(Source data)
--

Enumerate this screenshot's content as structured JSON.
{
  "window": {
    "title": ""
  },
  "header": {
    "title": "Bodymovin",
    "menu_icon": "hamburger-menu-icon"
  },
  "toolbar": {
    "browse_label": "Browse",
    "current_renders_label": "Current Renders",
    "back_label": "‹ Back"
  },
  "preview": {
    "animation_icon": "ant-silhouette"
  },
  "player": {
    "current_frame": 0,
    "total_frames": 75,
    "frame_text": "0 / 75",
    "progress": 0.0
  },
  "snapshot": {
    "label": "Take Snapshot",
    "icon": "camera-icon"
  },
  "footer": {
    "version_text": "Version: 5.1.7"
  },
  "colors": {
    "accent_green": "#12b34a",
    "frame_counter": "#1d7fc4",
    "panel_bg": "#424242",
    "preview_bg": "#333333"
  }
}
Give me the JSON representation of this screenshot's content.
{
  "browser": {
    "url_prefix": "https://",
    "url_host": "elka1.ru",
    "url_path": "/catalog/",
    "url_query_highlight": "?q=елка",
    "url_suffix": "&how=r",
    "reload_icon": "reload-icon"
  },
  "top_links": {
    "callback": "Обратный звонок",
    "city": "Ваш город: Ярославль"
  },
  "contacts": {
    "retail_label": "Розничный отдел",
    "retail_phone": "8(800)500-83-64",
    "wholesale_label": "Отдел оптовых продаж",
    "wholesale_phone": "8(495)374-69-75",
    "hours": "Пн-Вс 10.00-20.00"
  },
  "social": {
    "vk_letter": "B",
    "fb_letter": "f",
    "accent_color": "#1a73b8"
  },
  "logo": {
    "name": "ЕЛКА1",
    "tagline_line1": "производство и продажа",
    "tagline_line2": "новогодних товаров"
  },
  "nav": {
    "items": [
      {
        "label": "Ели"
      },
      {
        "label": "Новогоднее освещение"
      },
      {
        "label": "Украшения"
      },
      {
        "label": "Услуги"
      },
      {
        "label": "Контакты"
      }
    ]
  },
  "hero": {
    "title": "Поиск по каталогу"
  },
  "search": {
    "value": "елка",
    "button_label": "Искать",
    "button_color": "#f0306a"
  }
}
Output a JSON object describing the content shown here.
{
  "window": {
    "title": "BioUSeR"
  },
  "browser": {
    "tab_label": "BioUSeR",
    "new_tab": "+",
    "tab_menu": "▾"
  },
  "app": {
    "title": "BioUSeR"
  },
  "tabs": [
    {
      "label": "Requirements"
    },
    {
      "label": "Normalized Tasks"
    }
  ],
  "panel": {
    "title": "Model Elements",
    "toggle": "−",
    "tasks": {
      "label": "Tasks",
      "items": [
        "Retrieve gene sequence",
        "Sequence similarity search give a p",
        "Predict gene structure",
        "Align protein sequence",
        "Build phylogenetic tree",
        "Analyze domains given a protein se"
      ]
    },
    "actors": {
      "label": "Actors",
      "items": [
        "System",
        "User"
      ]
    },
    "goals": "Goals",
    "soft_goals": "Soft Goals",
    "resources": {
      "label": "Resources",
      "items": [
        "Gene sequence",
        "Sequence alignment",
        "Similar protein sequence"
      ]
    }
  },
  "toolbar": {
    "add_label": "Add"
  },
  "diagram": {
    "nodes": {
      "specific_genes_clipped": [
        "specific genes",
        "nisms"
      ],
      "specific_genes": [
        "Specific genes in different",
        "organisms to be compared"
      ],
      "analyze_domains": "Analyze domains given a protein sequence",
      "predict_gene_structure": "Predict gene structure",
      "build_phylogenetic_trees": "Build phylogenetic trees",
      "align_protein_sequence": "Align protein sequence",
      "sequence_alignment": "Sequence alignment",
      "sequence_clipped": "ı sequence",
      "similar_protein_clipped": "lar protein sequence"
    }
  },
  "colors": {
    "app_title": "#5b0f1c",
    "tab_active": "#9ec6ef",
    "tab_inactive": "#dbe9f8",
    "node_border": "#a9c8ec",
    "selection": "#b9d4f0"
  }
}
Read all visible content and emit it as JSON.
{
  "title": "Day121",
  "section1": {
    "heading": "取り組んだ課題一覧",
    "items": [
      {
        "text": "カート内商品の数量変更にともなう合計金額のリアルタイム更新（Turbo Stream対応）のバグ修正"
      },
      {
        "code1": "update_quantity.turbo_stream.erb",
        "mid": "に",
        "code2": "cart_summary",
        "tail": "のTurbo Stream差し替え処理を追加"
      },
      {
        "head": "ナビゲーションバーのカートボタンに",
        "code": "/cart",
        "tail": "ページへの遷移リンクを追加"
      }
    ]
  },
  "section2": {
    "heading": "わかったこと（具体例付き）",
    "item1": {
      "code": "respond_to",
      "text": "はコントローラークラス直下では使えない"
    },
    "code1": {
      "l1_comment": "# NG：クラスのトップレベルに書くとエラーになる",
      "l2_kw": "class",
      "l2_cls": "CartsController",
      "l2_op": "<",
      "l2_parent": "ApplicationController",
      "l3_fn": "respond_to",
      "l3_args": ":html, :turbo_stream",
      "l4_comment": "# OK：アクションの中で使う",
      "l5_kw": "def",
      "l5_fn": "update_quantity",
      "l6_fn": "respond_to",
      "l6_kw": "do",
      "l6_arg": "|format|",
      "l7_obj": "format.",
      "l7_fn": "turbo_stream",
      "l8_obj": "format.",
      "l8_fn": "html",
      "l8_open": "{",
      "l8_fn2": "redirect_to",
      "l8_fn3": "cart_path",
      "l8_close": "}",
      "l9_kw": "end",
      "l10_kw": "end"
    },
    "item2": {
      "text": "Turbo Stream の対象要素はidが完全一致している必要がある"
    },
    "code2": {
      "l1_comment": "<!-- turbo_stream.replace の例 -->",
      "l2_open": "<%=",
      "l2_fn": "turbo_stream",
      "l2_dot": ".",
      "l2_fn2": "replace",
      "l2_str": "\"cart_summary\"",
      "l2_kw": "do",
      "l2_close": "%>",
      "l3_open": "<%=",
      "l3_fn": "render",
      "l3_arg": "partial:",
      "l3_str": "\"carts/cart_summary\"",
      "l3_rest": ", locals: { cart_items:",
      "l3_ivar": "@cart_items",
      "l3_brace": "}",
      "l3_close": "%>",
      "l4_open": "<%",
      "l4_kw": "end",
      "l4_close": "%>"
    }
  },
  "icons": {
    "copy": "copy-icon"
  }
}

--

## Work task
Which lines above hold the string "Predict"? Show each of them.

## Response for this exercise
        "Predict gene structure",
      "predict_gene_structure": "Predict gene structure",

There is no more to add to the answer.